- [Directions]: Copy, from the entries below, each line in which the string "JSON" appears.
--- Materials provided Enclosed Below ---
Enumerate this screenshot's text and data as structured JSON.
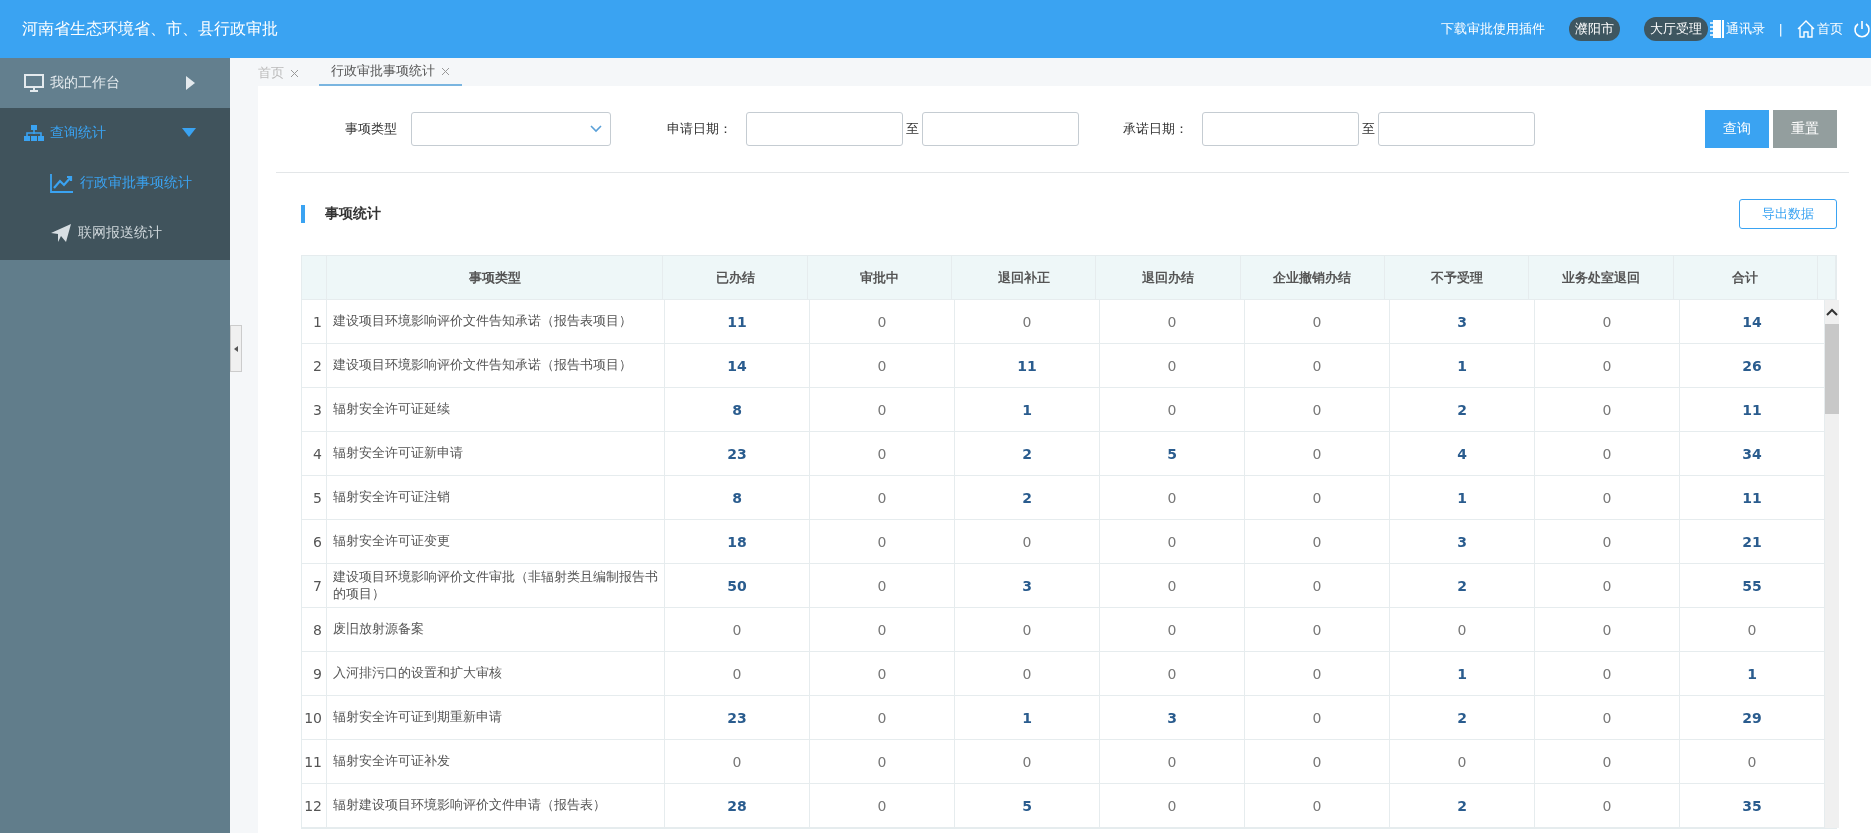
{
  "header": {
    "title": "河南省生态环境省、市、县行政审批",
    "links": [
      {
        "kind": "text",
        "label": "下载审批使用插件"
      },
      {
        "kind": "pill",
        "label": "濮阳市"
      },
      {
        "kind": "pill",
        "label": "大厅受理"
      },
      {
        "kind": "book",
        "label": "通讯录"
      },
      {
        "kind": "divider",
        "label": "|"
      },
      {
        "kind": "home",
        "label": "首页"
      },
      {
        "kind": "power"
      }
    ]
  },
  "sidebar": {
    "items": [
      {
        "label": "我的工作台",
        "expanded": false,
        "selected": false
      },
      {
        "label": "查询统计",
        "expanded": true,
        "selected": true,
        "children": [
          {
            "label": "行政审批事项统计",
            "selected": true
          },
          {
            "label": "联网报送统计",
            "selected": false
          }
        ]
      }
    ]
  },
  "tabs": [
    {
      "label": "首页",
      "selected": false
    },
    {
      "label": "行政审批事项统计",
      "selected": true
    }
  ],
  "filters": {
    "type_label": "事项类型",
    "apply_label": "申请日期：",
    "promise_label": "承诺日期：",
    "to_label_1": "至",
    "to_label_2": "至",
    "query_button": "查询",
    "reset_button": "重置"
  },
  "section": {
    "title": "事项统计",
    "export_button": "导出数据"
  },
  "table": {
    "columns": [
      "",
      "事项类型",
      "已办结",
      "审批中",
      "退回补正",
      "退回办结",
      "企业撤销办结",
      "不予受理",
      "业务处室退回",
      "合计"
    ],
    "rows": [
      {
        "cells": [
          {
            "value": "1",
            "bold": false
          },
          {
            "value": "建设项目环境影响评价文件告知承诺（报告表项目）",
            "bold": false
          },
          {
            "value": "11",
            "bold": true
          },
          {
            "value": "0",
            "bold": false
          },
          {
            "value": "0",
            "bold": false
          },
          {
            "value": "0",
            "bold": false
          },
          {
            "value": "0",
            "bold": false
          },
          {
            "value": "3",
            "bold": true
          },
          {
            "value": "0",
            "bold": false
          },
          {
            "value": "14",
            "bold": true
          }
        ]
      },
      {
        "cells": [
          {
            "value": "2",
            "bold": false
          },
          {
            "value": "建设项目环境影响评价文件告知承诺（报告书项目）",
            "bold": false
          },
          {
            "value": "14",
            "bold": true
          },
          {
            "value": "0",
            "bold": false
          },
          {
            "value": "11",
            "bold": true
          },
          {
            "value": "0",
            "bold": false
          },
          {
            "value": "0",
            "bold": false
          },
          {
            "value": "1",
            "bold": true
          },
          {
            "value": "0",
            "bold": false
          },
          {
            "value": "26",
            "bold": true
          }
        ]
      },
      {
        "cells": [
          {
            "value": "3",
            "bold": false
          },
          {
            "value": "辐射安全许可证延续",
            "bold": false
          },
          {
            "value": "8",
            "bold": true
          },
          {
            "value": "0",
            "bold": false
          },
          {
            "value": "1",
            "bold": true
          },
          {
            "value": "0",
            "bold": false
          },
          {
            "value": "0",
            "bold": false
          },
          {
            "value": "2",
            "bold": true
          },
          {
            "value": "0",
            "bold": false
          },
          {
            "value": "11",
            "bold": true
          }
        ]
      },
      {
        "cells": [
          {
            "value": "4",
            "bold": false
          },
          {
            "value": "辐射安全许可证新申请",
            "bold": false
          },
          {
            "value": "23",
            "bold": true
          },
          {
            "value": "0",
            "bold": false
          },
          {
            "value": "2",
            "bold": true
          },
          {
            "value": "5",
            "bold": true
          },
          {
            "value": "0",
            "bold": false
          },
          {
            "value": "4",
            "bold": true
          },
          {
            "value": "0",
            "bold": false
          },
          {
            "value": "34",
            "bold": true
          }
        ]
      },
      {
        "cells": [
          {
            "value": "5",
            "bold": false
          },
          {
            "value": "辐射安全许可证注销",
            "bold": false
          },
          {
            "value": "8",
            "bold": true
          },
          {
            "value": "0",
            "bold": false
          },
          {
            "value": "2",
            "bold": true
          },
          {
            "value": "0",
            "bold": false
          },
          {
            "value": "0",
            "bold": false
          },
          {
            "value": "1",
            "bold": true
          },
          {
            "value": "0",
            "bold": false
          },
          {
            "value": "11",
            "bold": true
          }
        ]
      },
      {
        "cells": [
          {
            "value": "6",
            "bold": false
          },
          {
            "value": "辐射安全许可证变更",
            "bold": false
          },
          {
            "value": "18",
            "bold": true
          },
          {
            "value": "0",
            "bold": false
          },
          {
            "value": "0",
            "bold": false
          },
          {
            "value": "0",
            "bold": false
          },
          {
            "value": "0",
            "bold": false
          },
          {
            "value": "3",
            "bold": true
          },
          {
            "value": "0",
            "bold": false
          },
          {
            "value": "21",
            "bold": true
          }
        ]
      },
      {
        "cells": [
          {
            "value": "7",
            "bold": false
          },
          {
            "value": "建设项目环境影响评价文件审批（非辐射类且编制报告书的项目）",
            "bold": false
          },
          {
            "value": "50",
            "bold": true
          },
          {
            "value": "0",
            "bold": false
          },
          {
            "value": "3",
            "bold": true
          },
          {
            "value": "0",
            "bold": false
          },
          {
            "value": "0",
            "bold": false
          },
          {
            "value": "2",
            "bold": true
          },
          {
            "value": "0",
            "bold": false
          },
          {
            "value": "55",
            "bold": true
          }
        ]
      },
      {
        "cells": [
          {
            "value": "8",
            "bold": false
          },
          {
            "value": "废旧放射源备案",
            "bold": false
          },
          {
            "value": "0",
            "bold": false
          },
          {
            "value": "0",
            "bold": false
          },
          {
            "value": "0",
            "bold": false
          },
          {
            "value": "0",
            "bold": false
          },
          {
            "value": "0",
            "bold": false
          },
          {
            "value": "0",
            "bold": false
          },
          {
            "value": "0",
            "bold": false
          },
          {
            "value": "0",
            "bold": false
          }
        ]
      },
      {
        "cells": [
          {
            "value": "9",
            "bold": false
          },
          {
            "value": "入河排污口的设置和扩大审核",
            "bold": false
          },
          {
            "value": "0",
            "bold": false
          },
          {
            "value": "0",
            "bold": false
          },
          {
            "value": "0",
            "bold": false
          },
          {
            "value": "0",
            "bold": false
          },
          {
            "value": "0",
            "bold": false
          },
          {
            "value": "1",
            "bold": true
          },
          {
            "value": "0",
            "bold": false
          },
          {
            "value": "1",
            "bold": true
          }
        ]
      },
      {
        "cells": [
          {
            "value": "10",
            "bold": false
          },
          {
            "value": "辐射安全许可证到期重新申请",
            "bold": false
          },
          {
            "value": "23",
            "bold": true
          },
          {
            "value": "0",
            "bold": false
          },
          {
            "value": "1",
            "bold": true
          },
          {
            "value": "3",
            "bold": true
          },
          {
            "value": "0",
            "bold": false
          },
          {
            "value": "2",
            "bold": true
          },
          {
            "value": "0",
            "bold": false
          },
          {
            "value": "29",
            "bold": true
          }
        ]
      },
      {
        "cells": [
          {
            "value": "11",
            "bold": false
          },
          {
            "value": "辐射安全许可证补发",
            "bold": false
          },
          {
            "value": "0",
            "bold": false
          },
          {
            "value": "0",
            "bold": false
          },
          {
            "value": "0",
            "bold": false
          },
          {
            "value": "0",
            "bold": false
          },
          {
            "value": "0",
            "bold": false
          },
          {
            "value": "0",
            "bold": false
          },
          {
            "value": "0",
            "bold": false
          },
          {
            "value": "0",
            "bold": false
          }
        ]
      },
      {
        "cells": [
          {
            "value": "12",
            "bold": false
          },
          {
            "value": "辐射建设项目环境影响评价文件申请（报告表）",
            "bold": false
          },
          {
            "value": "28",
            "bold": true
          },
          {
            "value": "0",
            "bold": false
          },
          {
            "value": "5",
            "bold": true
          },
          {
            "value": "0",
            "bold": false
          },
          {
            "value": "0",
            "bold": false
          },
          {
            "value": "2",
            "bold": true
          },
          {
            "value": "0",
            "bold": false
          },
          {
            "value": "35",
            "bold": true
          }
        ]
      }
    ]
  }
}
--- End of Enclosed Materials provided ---
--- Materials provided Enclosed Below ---
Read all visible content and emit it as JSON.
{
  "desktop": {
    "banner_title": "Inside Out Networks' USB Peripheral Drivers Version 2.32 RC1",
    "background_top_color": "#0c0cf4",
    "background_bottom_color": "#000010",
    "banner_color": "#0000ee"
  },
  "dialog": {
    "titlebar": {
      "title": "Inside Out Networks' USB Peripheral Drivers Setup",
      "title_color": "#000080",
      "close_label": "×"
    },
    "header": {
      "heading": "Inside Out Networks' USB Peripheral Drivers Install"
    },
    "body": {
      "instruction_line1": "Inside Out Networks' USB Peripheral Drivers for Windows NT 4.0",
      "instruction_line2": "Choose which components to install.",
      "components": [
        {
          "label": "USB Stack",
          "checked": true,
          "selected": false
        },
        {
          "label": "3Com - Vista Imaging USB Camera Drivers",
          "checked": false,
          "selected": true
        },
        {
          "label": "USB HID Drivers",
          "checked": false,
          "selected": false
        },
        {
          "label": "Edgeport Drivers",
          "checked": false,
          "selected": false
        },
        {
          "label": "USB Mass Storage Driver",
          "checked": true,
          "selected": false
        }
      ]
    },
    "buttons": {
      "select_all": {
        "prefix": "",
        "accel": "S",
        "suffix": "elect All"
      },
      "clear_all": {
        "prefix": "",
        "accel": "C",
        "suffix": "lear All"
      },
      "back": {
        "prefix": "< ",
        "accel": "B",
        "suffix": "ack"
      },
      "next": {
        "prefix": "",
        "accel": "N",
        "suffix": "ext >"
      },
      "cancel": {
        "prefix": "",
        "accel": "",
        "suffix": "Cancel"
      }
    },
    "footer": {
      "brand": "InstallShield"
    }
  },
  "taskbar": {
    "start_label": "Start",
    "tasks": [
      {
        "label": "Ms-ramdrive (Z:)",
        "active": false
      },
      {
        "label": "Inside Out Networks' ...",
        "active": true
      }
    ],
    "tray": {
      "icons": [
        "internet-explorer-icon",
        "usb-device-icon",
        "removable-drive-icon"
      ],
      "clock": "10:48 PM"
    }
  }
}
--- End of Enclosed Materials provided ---
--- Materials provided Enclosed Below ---
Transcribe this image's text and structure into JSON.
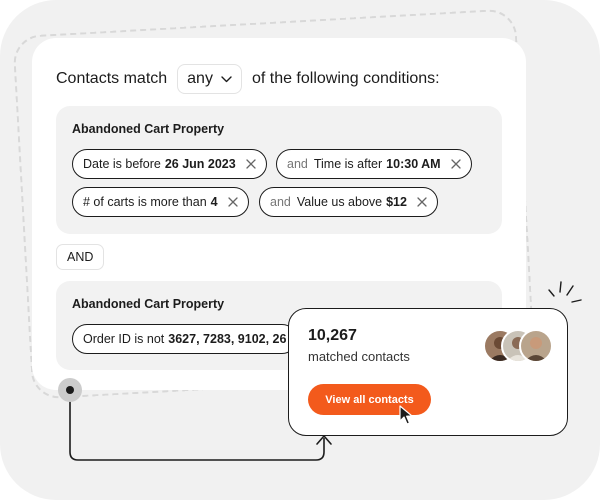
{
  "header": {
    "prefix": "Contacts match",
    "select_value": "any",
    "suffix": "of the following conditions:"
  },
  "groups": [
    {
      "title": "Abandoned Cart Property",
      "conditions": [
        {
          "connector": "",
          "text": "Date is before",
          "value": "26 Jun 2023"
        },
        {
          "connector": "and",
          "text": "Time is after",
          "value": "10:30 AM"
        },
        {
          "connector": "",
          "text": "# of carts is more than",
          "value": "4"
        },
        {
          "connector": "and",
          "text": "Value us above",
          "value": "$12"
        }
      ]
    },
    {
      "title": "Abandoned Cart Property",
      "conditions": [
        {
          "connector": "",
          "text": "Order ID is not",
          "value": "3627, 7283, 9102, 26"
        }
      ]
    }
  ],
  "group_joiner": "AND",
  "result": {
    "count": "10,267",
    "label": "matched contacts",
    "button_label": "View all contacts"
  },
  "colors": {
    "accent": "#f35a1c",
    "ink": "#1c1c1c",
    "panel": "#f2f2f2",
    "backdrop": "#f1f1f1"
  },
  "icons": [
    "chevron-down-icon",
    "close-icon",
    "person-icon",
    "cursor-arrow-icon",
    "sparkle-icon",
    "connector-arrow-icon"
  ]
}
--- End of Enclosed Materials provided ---
- [Final answer]:
Enumerate this screenshot's text and data as structured JSON.
Read all visible content and emit it as JSON.
Transcribe this image's text and structure into JSON.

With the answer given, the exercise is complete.